She wasn't sure, although it's clear she'll still work as an advocate for missing children.
"I can go back to many of the things I did," Wetterling said. "And I hope to further the message for a better, safer world for kids. I know I'll do it some way."
She was a more forthcoming to her inner circle. Longtime friend Dan Carle, who spent a great deal of time with the Wetterling family after their son Jacob was kidnapped in 1989, provides some insight.
This week Carle asked Wetterling if she was relieved that her quest for Congress had ended. He was surprised by the answer.
"As a matter of fact she didn't feel the relief, and felt more obligated to follow through with something she had started. I would guess she would at least entertain some notions of looking at running for this seat (again), or another one," Carle said.
Carle says Wetterling is in transition. She's no longer happy to act as just a child advocate, she wants to actively protect children. Carle says that could come through a career in politics, or as a lobbyist, or by setting up a more politically active foundation for missing kids.
She's now been seasoned, she's been through this baptism of fire with respect to a Congressional race, she knows what it's like. I suspect she'd be much better prepared (for a second run at Congress).
If Patty Wetterling is interested in staying in politics, political experts say her first race for Congress was an effective move.
Mark Kennedy is considered a possible challenger in 2006 for the U.S. Senate seat currently held by Mark Dayton, which would mean he'd give up his House seat. St. John's University political science professor Bob Webber says if that happens, Wetterling has a shot at an open U.S. House seat in just two years.
"Patty Wetterling would have a leg up on any other candidate. She would be a favorite going into the race, even though it has Republican tendencies," said Webber.
Even if the seat is open, it doesn't mean Wetterling would be a shoe-in for Congress. Kay Wolsborn, a political science professor at the College of St. Benedict, says Republicans could offer up a well-known candidate of their own in two years to run against Wetterling.
"For example, say Mary Kiffmeyer, or somebody who has statewide name recognition, is put in on the Republican side. That would be a substantial competition for the two of them," she said.
Wolsborn says Patty Wetterling learned some valuable lessons over the last six months of campaigning. She knows how to set up a campaign, and will likely have more time to raise money if she runs again. Wolsborn says Wetterling now has the advantage of political experience.
"She's now been seasoned, she's been through this baptism of fire with respect to a Congressional race, she knows what it's like," said Wolsborn. "I suspect she'd be much better prepared, and I doubt that she'd lose any of the support she already has. And she conceded in a way that really left that option open."
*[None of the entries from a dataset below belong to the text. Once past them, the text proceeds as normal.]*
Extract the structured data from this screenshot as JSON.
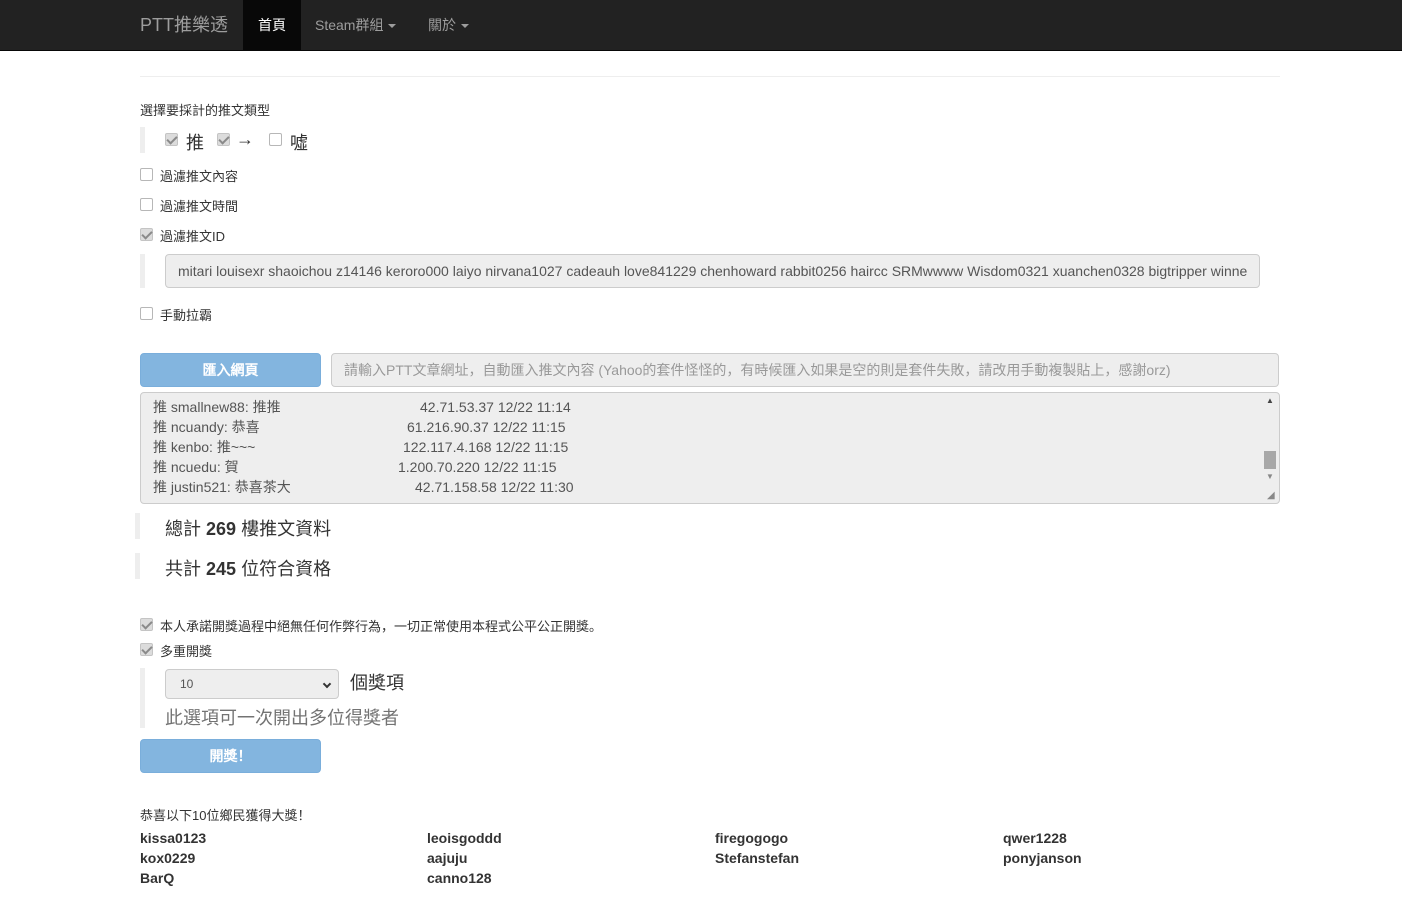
{
  "navbar": {
    "brand": "PTT推樂透",
    "items": [
      {
        "label": "首頁",
        "active": true
      },
      {
        "label": "Steam群組",
        "dropdown": true
      },
      {
        "label": "關於",
        "dropdown": true
      }
    ]
  },
  "filters": {
    "heading": "選擇要採計的推文類型",
    "types": [
      {
        "label": "推",
        "checked": true
      },
      {
        "label": "→",
        "checked": true
      },
      {
        "label": "噓",
        "checked": false
      }
    ],
    "filter_content": {
      "label": "過濾推文內容",
      "checked": false
    },
    "filter_time": {
      "label": "過濾推文時間",
      "checked": false
    },
    "filter_id": {
      "label": "過濾推文ID",
      "checked": true
    },
    "id_list_value": "mitari louisexr shaoichou z14146 keroro000 laiyo nirvana1027 cadeauh love841229 chenhoward rabbit0256 haircc SRMwwww Wisdom0321 xuanchen0328 bigtripper winne",
    "manual_pull": {
      "label": "手動拉霸",
      "checked": false
    }
  },
  "import": {
    "button_label": "匯入網頁",
    "url_placeholder": "請輸入PTT文章網址，自動匯入推文內容 (Yahoo的套件怪怪的，有時候匯入如果是空的則是套件失敗，請改用手動複製貼上，感謝orz)"
  },
  "pushes": [
    {
      "text": "推 smallnew88: 推推",
      "meta": "42.71.53.37 12/22 11:14"
    },
    {
      "text": "推 ncuandy: 恭喜",
      "meta": "61.216.90.37 12/22 11:15"
    },
    {
      "text": "推 kenbo: 推~~~",
      "meta": "122.117.4.168 12/22 11:15"
    },
    {
      "text": "推 ncuedu: 賀",
      "meta": "1.200.70.220 12/22 11:15"
    },
    {
      "text": "推 justin521: 恭喜茶大",
      "meta": "42.71.158.58 12/22 11:30"
    }
  ],
  "stats": {
    "total_prefix": "總計",
    "total_count": "269",
    "total_suffix": "樓推文資料",
    "eligible_prefix": "共計",
    "eligible_count": "245",
    "eligible_suffix": "位符合資格"
  },
  "draw": {
    "pledge": {
      "label": "本人承諾開獎過程中絕無任何作弊行為，一切正常使用本程式公平公正開獎。",
      "checked": true
    },
    "multi": {
      "label": "多重開獎",
      "checked": true
    },
    "prize_count": "10",
    "prize_unit": "個獎項",
    "help_text": "此選項可一次開出多位得獎者",
    "button_label": "開獎！"
  },
  "results": {
    "heading": "恭喜以下10位鄉民獲得大獎！",
    "winners": [
      "kissa0123",
      "leoisgoddd",
      "firegogogo",
      "qwer1228",
      "kox0229",
      "aajuju",
      "Stefanstefan",
      "ponyjanson",
      "BarQ",
      "canno128"
    ]
  }
}
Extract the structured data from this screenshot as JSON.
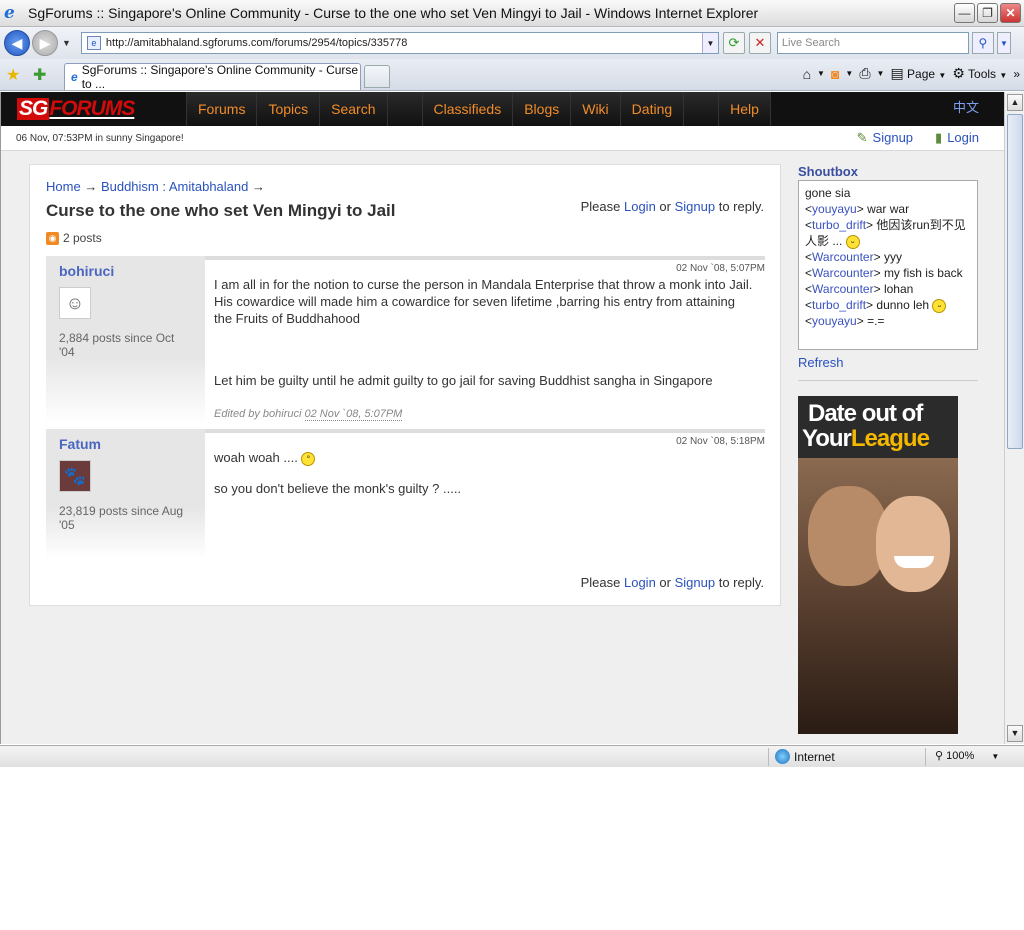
{
  "window": {
    "title": "SgForums :: Singapore's Online Community - Curse to the one who set Ven Mingyi to Jail - Windows Internet Explorer"
  },
  "toolbar": {
    "url": "http://amitabhaland.sgforums.com/forums/2954/topics/335778",
    "search_placeholder": "Live Search"
  },
  "tab": {
    "title": "SgForums :: Singapore's Online Community - Curse to ..."
  },
  "commands": {
    "page": "Page",
    "tools": "Tools"
  },
  "site": {
    "logo_sg": "SG",
    "logo_forums": "FORUMS",
    "nav": [
      "Forums",
      "Topics",
      "Search",
      "Classifieds",
      "Blogs",
      "Wiki",
      "Dating",
      "Help"
    ],
    "lang": "中文",
    "datetime": "06 Nov, 07:53PM in sunny Singapore!",
    "signup": "Signup",
    "login": "Login"
  },
  "breadcrumb": {
    "home": "Home",
    "forum": "Buddhism : Amitabhaland",
    "arrow": "→"
  },
  "topic": {
    "title": "Curse to the one who set Ven Mingyi to Jail",
    "post_count": "2 posts"
  },
  "reply": {
    "please": "Please",
    "login": "Login",
    "or": "or",
    "signup": "Signup",
    "to_reply": "to reply."
  },
  "posts": [
    {
      "author": "bohiruci",
      "stats": "2,884 posts since Oct '04",
      "date": "02 Nov `08, 5:07PM",
      "p1": "I am all in for the notion to curse the person in Mandala Enterprise that throw a monk into Jail. His cowardice will made him a cowardice for seven lifetime ,barring his entry from attaining the Fruits of Buddhahood",
      "p2": "Let him be guilty until he admit guilty to go jail for saving Buddhist sangha in Singapore",
      "edited_by": "Edited by bohiruci",
      "edited_date": "02 Nov `08, 5:07PM"
    },
    {
      "author": "Fatum",
      "stats": "23,819 posts since Aug '05",
      "date": "02 Nov `08, 5:18PM",
      "p1": "woah woah ....",
      "p2": "so you don't believe the monk's guilty ? ....."
    }
  ],
  "shoutbox": {
    "title": "Shoutbox",
    "lines": [
      {
        "user": "",
        "text": "gone sia"
      },
      {
        "user": "youyayu",
        "text": "war war"
      },
      {
        "user": "turbo_drift",
        "text": "他因该run到不见人影 ..."
      },
      {
        "user": "Warcounter",
        "text": "yyy"
      },
      {
        "user": "Warcounter",
        "text": "my fish is back"
      },
      {
        "user": "Warcounter",
        "text": "lohan"
      },
      {
        "user": "turbo_drift",
        "text": "dunno leh"
      },
      {
        "user": "youyayu",
        "text": "=.="
      }
    ],
    "refresh": "Refresh"
  },
  "ad": {
    "line1": "Date out of",
    "line2a": "Your",
    "line2b": "League"
  },
  "status": {
    "zone": "Internet",
    "zoom": "100%"
  }
}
Wolsborn say Wetterling was a serious candidate for this election, and would have been ready to serve in Congress. But she says running a first-time campaign can be an effective strategy to lay the groundwork for the next election.